**DATA IN THIS EXERCISE**
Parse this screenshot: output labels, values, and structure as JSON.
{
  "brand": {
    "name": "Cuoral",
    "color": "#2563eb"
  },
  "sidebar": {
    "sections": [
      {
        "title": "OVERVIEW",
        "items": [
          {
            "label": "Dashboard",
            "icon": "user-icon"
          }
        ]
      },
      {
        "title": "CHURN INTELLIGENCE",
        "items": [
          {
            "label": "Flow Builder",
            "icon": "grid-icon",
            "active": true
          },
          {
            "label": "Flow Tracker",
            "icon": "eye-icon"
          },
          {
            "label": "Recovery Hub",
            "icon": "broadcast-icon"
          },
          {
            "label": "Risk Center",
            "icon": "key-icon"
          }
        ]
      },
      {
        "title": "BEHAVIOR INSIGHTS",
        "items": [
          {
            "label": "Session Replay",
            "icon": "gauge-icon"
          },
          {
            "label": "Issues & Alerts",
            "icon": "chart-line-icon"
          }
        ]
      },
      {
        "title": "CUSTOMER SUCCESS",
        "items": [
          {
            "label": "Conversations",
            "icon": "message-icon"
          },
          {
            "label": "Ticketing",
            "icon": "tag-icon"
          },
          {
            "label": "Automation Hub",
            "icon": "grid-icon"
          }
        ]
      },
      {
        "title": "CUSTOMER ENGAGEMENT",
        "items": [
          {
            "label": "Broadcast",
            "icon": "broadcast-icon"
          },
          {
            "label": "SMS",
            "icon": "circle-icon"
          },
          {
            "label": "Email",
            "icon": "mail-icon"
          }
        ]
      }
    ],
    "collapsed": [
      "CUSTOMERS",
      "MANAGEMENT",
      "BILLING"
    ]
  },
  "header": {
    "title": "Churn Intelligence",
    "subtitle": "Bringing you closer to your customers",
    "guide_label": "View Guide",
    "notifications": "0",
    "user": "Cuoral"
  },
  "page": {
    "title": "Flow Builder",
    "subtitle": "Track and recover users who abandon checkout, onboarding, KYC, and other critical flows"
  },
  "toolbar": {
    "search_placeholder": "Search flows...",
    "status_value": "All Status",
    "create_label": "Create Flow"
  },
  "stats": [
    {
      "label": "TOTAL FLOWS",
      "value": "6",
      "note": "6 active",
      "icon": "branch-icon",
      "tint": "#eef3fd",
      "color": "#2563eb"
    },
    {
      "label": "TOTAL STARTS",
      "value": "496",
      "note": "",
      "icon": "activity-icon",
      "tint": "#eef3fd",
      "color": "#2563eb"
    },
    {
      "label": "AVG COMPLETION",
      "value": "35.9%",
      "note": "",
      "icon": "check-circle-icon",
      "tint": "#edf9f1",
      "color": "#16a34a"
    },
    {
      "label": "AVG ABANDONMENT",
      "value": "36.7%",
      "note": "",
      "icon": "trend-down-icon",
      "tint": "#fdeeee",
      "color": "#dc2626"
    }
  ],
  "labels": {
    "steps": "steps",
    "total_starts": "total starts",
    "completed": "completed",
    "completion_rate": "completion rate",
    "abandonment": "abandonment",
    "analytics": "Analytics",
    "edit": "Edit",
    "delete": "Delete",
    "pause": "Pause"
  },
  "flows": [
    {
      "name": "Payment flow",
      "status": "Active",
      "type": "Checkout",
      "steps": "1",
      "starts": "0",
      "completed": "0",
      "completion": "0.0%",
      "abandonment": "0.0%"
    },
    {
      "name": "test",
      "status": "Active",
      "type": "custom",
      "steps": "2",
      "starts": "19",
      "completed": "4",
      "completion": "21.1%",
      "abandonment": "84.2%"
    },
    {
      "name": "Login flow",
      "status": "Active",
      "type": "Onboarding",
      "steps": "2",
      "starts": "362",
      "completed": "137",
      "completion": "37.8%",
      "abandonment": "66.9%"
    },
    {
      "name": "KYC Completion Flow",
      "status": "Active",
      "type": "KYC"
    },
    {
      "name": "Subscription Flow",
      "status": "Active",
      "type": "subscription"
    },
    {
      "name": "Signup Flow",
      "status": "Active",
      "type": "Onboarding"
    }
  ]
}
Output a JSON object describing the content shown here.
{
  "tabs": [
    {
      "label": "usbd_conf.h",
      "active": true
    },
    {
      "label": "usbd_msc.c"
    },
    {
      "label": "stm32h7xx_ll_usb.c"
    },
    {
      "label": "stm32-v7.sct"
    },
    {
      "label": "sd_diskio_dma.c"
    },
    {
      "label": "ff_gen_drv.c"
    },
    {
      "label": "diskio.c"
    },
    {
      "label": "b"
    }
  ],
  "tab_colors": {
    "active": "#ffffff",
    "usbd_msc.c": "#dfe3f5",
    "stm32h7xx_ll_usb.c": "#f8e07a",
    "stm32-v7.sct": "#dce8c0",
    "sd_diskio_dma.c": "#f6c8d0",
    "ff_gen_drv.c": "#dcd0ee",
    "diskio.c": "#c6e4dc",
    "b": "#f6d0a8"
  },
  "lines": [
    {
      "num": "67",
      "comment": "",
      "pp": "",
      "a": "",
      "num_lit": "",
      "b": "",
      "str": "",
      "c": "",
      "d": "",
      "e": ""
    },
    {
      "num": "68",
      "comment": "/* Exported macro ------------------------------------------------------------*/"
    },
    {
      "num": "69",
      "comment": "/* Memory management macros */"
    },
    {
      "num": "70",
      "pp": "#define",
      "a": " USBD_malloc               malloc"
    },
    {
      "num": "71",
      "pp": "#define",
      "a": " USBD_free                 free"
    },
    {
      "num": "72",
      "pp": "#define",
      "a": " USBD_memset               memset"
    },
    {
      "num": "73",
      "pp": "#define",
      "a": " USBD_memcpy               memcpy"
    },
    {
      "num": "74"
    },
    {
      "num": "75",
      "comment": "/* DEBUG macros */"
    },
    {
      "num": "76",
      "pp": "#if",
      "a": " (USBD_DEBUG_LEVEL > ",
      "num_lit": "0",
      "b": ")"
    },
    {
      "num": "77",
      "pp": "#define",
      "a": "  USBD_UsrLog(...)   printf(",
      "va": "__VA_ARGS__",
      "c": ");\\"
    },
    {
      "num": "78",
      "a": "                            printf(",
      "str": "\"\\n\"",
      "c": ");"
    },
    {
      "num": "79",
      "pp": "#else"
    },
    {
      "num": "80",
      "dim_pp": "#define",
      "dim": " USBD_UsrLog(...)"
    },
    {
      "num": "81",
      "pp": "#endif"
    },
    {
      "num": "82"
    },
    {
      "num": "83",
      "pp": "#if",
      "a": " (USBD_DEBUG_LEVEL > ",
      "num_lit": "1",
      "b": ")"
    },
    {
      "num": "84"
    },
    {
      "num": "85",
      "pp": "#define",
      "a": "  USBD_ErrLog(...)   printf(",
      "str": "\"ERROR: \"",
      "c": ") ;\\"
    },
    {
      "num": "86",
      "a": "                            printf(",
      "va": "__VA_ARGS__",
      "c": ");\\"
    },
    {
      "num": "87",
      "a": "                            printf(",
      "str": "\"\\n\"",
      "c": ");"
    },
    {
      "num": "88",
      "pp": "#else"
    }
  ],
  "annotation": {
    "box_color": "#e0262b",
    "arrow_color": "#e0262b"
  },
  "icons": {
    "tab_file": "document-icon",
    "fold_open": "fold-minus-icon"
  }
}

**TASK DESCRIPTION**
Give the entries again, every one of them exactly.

**RESPONSE TO THIS TASK**
Parse this screenshot: output labels, values, and structure as JSON.
{
  "brand": {
    "name": "Cuoral",
    "color": "#2563eb"
  },
  "sidebar": {
    "sections": [
      {
        "title": "OVERVIEW",
        "items": [
          {
            "label": "Dashboard",
            "icon": "user-icon"
          }
        ]
      },
      {
        "title": "CHURN INTELLIGENCE",
        "items": [
          {
            "label": "Flow Builder",
            "icon": "grid-icon",
            "active": true
          },
          {
            "label": "Flow Tracker",
            "icon": "eye-icon"
          },
          {
            "label": "Recovery Hub",
            "icon": "broadcast-icon"
          },
          {
            "label": "Risk Center",
            "icon": "key-icon"
          }
        ]
      },
      {
        "title": "BEHAVIOR INSIGHTS",
        "items": [
          {
            "label": "Session Replay",
            "icon": "gauge-icon"
          },
          {
            "label": "Issues & Alerts",
            "icon": "chart-line-icon"
          }
        ]
      },
      {
        "title": "CUSTOMER SUCCESS",
        "items": [
          {
            "label": "Conversations",
            "icon": "message-icon"
          },
          {
            "label": "Ticketing",
            "icon": "tag-icon"
          },
          {
            "label": "Automation Hub",
            "icon": "grid-icon"
          }
        ]
      },
      {
        "title": "CUSTOMER ENGAGEMENT",
        "items": [
          {
            "label": "Broadcast",
            "icon": "broadcast-icon"
          },
          {
            "label": "SMS",
            "icon": "circle-icon"
          },
          {
            "label": "Email",
            "icon": "mail-icon"
          }
        ]
      }
    ],
    "collapsed": [
      "CUSTOMERS",
      "MANAGEMENT",
      "BILLING"
    ]
  },
  "header": {
    "title": "Churn Intelligence",
    "subtitle": "Bringing you closer to your customers",
    "guide_label": "View Guide",
    "notifications": "0",
    "user": "Cuoral"
  },
  "page": {
    "title": "Flow Builder",
    "subtitle": "Track and recover users who abandon checkout, onboarding, KYC, and other critical flows"
  },
  "toolbar": {
    "search_placeholder": "Search flows...",
    "status_value": "All Status",
    "create_label": "Create Flow"
  },
  "stats": [
    {
      "label": "TOTAL FLOWS",
      "value": "6",
      "note": "6 active",
      "icon": "branch-icon",
      "tint": "#eef3fd",
      "color": "#2563eb"
    },
    {
      "label": "TOTAL STARTS",
      "value": "496",
      "note": "",
      "icon": "activity-icon",
      "tint": "#eef3fd",
      "color": "#2563eb"
    },
    {
      "label": "AVG COMPLETION",
      "value": "35.9%",
      "note": "",
      "icon": "check-circle-icon",
      "tint": "#edf9f1",
      "color": "#16a34a"
    },
    {
      "label": "AVG ABANDONMENT",
      "value": "36.7%",
      "note": "",
      "icon": "trend-down-icon",
      "tint": "#fdeeee",
      "color": "#dc2626"
    }
  ],
  "labels": {
    "steps": "steps",
    "total_starts": "total starts",
    "completed": "completed",
    "completion_rate": "completion rate",
    "abandonment": "abandonment",
    "analytics": "Analytics",
    "edit": "Edit",
    "delete": "Delete",
    "pause": "Pause"
  },
  "flows": [
    {
      "name": "Payment flow",
      "status": "Active",
      "type": "Checkout",
      "steps": "1",
      "starts": "0",
      "completed": "0",
      "completion": "0.0%",
      "abandonment": "0.0%"
    },
    {
      "name": "test",
      "status": "Active",
      "type": "custom",
      "steps": "2",
      "starts": "19",
      "completed": "4",
      "completion": "21.1%",
      "abandonment": "84.2%"
    },
    {
      "name": "Login flow",
      "status": "Active",
      "type": "Onboarding",
      "steps": "2",
      "starts": "362",
      "completed": "137",
      "completion": "37.8%",
      "abandonment": "66.9%"
    },
    {
      "name": "KYC Completion Flow",
      "status": "Active",
      "type": "KYC"
    },
    {
      "name": "Subscription Flow",
      "status": "Active",
      "type": "subscription"
    },
    {
      "name": "Signup Flow",
      "status": "Active",
      "type": "Onboarding"
    }
  ]
}
Output a JSON object describing the content shown here.
{
  "tabs": [
    {
      "label": "usbd_conf.h",
      "active": true
    },
    {
      "label": "usbd_msc.c"
    },
    {
      "label": "stm32h7xx_ll_usb.c"
    },
    {
      "label": "stm32-v7.sct"
    },
    {
      "label": "sd_diskio_dma.c"
    },
    {
      "label": "ff_gen_drv.c"
    },
    {
      "label": "diskio.c"
    },
    {
      "label": "b"
    }
  ],
  "tab_colors": {
    "active": "#ffffff",
    "usbd_msc.c": "#dfe3f5",
    "stm32h7xx_ll_usb.c": "#f8e07a",
    "stm32-v7.sct": "#dce8c0",
    "sd_diskio_dma.c": "#f6c8d0",
    "ff_gen_drv.c": "#dcd0ee",
    "diskio.c": "#c6e4dc",
    "b": "#f6d0a8"
  },
  "lines": [
    {
      "num": "67",
      "comment": "",
      "pp": "",
      "a": "",
      "num_lit": "",
      "b": "",
      "str": "",
      "c": "",
      "d": "",
      "e": ""
    },
    {
      "num": "68",
      "comment": "/* Exported macro ------------------------------------------------------------*/"
    },
    {
      "num": "69",
      "comment": "/* Memory management macros */"
    },
    {
      "num": "70",
      "pp": "#define",
      "a": " USBD_malloc               malloc"
    },
    {
      "num": "71",
      "pp": "#define",
      "a": " USBD_free                 free"
    },
    {
      "num": "72",
      "pp": "#define",
      "a": " USBD_memset               memset"
    },
    {
      "num": "73",
      "pp": "#define",
      "a": " USBD_memcpy               memcpy"
    },
    {
      "num": "74"
    },
    {
      "num": "75",
      "comment": "/* DEBUG macros */"
    },
    {
      "num": "76",
      "pp": "#if",
      "a": " (USBD_DEBUG_LEVEL > ",
      "num_lit": "0",
      "b": ")"
    },
    {
      "num": "77",
      "pp": "#define",
      "a": "  USBD_UsrLog(...)   printf(",
      "va": "__VA_ARGS__",
      "c": ");\\"
    },
    {
      "num": "78",
      "a": "                            printf(",
      "str": "\"\\n\"",
      "c": ");"
    },
    {
      "num": "79",
      "pp": "#else"
    },
    {
      "num": "80",
      "dim_pp": "#define",
      "dim": " USBD_UsrLog(...)"
    },
    {
      "num": "81",
      "pp": "#endif"
    },
    {
      "num": "82"
    },
    {
      "num": "83",
      "pp": "#if",
      "a": " (USBD_DEBUG_LEVEL > ",
      "num_lit": "1",
      "b": ")"
    },
    {
      "num": "84"
    },
    {
      "num": "85",
      "pp": "#define",
      "a": "  USBD_ErrLog(...)   printf(",
      "str": "\"ERROR: \"",
      "c": ") ;\\"
    },
    {
      "num": "86",
      "a": "                            printf(",
      "va": "__VA_ARGS__",
      "c": ");\\"
    },
    {
      "num": "87",
      "a": "                            printf(",
      "str": "\"\\n\"",
      "c": ");"
    },
    {
      "num": "88",
      "pp": "#else"
    }
  ],
  "annotation": {
    "box_color": "#e0262b",
    "arrow_color": "#e0262b"
  },
  "icons": {
    "tab_file": "document-icon",
    "fold_open": "fold-minus-icon"
  }
}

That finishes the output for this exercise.